The town has a football team, Workington A.F.C., with their stadium at Borough Park, formerly a professional football team it now competes as non-League club.[35] Dronnies formed the nucleus of the original Workington F.C. in 1888.[36] (p109)

On 19 September 2009, Valentine Rock took place; a 19 band charity music festival. It was staged at the Ernest Valentine Ground home of Workington Cricket Club. Artists include: The Chairmen, Novellos, With Lights Out, Volcanoes, Breed, Colt 45, Relics, Telf, Thir13een, Slagbank, Hangin' Threads and Hand of Fate. Profits went to the RNLI and West Cumberland Lions.[27]

In 2006, Washington Square, a £50 million shopping centre and 275,000 sq ft (25,500 m2) mixed use complex, was opened to replace the run down St John's Arcade, built in the 1960s and 70s.[5][6] In 2007, the Royal Institution of Chartered Surveyors named Washington Square as the 'best commercial project' in North West England.[7]

Developed and maintained by ICT Services at Allerdale Borough Council

There is a Cumbria Coalition of Motorcycle Clubs.[55] The West Cumbrian motorcycle club, the Roadburners.[56] was established in 1989 and regularly attends local and national motorbike rallies, and charity road runs. It welcomes new members interested in multi cylinder machines.[57] The National Chopper Club also has local members.[58]

Research has shown that there is a direct correlation between attendance and achievement.
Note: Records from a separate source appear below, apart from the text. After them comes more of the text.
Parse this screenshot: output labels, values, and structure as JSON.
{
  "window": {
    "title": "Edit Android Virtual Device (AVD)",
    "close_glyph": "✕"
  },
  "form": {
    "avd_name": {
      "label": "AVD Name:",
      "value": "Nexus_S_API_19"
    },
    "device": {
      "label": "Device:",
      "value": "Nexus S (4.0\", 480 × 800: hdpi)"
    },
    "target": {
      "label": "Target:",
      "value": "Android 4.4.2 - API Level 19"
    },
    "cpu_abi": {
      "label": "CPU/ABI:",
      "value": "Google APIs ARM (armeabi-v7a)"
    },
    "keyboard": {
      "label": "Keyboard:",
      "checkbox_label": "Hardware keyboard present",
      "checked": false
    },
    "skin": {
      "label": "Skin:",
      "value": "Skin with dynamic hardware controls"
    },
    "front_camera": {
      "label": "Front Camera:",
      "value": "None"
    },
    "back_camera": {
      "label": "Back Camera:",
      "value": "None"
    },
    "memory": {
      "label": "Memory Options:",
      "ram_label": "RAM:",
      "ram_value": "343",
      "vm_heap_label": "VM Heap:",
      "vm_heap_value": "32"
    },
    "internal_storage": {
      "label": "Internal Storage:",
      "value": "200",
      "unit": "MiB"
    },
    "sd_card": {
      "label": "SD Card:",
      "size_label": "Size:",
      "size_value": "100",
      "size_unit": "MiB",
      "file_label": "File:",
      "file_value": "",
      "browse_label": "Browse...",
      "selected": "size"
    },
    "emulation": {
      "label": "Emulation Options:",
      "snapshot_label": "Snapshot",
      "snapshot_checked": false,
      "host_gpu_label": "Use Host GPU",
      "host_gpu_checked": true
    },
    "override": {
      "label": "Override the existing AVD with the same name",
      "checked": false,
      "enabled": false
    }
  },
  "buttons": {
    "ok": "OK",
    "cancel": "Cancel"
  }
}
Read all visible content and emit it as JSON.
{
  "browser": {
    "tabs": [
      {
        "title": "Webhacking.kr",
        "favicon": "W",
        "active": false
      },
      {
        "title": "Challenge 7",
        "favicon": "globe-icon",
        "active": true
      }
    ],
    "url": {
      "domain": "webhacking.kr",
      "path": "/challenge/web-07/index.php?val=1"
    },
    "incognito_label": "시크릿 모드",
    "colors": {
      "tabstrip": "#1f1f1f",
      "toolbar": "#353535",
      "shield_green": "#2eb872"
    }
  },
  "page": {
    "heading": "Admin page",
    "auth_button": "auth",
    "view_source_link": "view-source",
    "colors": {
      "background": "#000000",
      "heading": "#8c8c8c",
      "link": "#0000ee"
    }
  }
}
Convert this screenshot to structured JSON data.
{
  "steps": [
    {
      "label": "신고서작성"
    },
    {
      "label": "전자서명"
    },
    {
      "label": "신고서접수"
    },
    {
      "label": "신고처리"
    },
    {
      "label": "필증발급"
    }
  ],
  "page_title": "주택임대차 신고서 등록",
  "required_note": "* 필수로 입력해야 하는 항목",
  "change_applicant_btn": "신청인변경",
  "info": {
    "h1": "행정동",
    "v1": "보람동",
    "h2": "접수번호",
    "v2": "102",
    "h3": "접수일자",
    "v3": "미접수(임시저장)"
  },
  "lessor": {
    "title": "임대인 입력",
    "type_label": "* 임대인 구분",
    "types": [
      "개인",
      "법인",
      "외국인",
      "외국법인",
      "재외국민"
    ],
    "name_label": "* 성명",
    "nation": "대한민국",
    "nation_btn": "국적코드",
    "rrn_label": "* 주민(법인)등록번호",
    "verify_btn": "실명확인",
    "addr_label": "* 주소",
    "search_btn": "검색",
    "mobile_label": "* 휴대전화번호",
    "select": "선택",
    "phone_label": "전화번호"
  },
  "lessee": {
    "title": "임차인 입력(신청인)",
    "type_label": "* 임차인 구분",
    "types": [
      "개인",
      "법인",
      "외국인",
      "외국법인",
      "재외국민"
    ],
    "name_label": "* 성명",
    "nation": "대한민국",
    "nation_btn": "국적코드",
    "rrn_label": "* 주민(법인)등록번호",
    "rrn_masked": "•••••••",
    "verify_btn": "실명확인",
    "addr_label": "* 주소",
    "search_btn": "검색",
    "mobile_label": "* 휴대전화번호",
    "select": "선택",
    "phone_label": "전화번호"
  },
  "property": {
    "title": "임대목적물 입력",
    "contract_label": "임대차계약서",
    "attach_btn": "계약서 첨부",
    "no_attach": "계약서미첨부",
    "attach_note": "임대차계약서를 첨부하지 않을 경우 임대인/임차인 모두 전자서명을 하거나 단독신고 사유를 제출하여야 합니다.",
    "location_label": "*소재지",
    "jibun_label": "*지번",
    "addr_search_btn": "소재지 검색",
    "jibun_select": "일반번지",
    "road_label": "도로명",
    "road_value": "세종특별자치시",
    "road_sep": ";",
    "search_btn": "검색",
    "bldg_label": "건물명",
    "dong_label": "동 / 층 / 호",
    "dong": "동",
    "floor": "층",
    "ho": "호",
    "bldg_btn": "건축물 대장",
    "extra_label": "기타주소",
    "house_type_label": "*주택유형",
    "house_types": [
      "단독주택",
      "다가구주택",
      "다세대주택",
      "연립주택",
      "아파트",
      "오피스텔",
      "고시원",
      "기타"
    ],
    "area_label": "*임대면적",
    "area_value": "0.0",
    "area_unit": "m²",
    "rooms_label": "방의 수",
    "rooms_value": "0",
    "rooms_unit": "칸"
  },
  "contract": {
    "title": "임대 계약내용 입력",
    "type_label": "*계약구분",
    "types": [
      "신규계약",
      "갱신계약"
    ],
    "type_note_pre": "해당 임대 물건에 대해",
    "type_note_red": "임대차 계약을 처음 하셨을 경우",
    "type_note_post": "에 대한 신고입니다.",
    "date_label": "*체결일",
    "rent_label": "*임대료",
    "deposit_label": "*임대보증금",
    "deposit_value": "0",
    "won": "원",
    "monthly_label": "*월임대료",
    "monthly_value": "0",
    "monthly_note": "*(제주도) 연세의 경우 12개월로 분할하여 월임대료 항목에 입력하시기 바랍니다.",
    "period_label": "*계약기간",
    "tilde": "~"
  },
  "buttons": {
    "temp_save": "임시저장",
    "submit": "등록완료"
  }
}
It is common sense that if a student is not in class then he or she is not learning.

While successful efforts have been made to find appropriate local names for the major streets of the new shopping centre, the initial planning title of Washington Square has been retained; there is concern over the use of the word Washington, an Anglo-Saxon word meaning the settlement of the people of 'Wash' for the new square in Workington, which means settlement of the people of 'Weorc'.[15]